#### [Work task]
All of the data below must be repeated exactly.

#### [Provided information]
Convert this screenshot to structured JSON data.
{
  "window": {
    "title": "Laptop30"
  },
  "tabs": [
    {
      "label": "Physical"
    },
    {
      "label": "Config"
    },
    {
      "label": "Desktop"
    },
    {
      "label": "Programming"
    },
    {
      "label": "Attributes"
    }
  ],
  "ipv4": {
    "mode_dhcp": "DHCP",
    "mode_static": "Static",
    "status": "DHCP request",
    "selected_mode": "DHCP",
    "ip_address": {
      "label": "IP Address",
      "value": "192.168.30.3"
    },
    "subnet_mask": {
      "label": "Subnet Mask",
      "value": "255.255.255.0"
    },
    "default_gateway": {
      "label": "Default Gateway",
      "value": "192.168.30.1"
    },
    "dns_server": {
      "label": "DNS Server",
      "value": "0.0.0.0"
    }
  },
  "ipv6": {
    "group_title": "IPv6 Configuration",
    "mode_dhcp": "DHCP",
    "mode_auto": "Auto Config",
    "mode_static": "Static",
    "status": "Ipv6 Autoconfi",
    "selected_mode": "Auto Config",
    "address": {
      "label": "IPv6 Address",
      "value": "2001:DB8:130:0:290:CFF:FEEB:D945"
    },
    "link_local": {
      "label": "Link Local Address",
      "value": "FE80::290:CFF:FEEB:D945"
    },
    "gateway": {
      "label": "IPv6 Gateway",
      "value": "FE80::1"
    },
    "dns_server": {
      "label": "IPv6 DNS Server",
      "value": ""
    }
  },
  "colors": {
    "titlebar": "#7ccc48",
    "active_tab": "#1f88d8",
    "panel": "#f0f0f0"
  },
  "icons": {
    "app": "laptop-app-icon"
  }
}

#### [Your solution]
Convert this screenshot to structured JSON data.
{
  "window": {
    "title": "Laptop30"
  },
  "tabs": [
    {
      "label": "Physical"
    },
    {
      "label": "Config"
    },
    {
      "label": "Desktop"
    },
    {
      "label": "Programming"
    },
    {
      "label": "Attributes"
    }
  ],
  "ipv4": {
    "mode_dhcp": "DHCP",
    "mode_static": "Static",
    "status": "DHCP request",
    "selected_mode": "DHCP",
    "ip_address": {
      "label": "IP Address",
      "value": "192.168.30.3"
    },
    "subnet_mask": {
      "label": "Subnet Mask",
      "value": "255.255.255.0"
    },
    "default_gateway": {
      "label": "Default Gateway",
      "value": "192.168.30.1"
    },
    "dns_server": {
      "label": "DNS Server",
      "value": "0.0.0.0"
    }
  },
  "ipv6": {
    "group_title": "IPv6 Configuration",
    "mode_dhcp": "DHCP",
    "mode_auto": "Auto Config",
    "mode_static": "Static",
    "status": "Ipv6 Autoconfi",
    "selected_mode": "Auto Config",
    "address": {
      "label": "IPv6 Address",
      "value": "2001:DB8:130:0:290:CFF:FEEB:D945"
    },
    "link_local": {
      "label": "Link Local Address",
      "value": "FE80::290:CFF:FEEB:D945"
    },
    "gateway": {
      "label": "IPv6 Gateway",
      "value": "FE80::1"
    },
    "dns_server": {
      "label": "IPv6 DNS Server",
      "value": ""
    }
  },
  "colors": {
    "titlebar": "#7ccc48",
    "active_tab": "#1f88d8",
    "panel": "#f0f0f0"
  },
  "icons": {
    "app": "laptop-app-icon"
  }
}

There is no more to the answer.